EXERCISE PROMPT:
In the entries that follow, how many lines contain "true"? Please reply with only the number.

****************

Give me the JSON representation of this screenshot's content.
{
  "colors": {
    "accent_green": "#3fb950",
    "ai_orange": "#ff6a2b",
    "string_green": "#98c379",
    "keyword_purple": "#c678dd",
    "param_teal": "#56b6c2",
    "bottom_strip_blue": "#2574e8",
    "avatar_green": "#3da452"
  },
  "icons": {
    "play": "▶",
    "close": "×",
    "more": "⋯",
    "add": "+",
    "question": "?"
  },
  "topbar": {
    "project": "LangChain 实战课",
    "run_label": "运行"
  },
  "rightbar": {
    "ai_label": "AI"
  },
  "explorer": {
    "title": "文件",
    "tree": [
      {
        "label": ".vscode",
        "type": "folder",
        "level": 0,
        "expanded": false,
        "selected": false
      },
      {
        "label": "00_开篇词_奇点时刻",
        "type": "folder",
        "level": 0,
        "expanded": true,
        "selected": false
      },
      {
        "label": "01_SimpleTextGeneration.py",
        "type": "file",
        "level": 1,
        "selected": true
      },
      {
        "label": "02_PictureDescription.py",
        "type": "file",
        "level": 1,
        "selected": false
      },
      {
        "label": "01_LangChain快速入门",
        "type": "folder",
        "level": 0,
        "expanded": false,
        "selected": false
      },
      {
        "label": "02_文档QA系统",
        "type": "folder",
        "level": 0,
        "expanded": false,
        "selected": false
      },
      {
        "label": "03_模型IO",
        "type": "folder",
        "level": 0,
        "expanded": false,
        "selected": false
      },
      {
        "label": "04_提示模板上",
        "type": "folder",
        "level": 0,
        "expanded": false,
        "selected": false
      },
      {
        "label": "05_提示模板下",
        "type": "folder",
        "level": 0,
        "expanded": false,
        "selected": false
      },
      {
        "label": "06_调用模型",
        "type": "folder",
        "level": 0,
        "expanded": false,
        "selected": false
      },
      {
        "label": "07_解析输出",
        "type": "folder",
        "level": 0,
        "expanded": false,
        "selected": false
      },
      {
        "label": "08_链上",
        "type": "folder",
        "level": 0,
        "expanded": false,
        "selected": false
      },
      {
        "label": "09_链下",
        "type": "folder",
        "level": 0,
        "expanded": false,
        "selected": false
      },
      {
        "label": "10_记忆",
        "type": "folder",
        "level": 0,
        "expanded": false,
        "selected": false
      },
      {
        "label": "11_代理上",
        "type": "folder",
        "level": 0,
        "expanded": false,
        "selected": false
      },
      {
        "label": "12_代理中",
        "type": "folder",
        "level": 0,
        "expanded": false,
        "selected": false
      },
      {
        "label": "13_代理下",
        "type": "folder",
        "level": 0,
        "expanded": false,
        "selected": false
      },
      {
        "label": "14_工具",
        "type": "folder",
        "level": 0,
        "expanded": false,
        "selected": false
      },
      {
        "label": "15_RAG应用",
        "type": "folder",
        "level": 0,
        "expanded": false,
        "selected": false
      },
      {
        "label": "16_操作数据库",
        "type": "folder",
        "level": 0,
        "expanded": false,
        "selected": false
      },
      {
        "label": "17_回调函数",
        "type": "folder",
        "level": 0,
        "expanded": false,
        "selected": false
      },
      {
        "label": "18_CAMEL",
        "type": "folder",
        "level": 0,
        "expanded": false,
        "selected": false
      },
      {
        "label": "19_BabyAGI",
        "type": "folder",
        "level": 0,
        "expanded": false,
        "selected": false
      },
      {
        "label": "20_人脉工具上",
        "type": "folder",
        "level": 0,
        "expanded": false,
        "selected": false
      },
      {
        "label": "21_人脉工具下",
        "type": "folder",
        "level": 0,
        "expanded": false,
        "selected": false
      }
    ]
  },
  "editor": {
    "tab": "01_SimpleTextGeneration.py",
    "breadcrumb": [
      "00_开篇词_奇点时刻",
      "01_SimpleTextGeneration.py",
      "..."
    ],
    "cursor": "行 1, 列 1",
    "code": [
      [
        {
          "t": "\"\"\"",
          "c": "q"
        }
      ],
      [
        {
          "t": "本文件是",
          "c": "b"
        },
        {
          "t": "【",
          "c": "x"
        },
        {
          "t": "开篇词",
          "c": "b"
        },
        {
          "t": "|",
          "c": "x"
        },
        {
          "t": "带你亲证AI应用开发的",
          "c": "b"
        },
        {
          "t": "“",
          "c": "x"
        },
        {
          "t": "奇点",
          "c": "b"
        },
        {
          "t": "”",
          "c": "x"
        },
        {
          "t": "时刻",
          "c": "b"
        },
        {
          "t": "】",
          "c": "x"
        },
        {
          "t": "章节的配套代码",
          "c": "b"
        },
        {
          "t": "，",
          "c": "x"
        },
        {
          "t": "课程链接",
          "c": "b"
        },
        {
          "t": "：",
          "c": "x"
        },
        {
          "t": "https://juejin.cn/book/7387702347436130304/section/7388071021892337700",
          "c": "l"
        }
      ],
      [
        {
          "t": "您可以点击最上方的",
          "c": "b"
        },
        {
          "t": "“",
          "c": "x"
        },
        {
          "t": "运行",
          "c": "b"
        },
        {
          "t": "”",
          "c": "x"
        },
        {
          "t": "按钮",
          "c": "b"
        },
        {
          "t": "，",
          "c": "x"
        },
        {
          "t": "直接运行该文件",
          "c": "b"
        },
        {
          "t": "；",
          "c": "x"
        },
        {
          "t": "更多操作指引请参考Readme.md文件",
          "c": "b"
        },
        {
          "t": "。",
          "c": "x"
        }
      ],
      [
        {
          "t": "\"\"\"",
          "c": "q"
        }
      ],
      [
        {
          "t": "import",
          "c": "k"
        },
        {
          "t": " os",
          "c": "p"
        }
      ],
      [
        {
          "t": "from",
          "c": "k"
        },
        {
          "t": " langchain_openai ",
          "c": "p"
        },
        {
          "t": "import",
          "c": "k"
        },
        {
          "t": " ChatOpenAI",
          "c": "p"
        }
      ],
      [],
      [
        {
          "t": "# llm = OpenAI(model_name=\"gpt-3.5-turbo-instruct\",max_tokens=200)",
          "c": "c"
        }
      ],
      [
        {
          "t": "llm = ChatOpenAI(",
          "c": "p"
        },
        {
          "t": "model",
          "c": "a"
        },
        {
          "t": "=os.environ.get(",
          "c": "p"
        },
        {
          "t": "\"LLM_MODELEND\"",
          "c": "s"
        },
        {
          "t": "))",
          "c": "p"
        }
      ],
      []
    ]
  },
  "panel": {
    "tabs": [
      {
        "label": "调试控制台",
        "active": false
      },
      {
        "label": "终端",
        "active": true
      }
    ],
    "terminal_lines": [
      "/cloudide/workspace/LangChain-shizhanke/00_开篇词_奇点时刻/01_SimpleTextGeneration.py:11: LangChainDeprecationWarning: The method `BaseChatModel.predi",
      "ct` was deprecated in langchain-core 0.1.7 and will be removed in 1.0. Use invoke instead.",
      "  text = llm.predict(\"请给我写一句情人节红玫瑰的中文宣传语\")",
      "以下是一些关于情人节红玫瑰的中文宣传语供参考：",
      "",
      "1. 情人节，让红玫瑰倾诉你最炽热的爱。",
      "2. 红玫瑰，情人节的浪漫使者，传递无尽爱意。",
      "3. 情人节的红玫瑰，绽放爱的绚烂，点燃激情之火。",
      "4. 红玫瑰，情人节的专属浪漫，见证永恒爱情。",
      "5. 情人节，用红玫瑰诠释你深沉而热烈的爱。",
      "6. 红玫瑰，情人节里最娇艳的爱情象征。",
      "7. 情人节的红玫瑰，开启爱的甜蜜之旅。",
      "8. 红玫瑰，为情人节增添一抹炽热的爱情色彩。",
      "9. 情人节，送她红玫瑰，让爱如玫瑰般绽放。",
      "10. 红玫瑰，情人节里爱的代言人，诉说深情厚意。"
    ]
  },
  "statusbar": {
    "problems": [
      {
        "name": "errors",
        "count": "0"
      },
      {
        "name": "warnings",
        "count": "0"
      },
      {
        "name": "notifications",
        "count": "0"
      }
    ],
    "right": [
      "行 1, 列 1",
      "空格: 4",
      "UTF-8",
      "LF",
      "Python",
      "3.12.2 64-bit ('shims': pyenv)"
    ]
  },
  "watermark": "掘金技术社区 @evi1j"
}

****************

SOLUTION TO THE PROBLEM:
3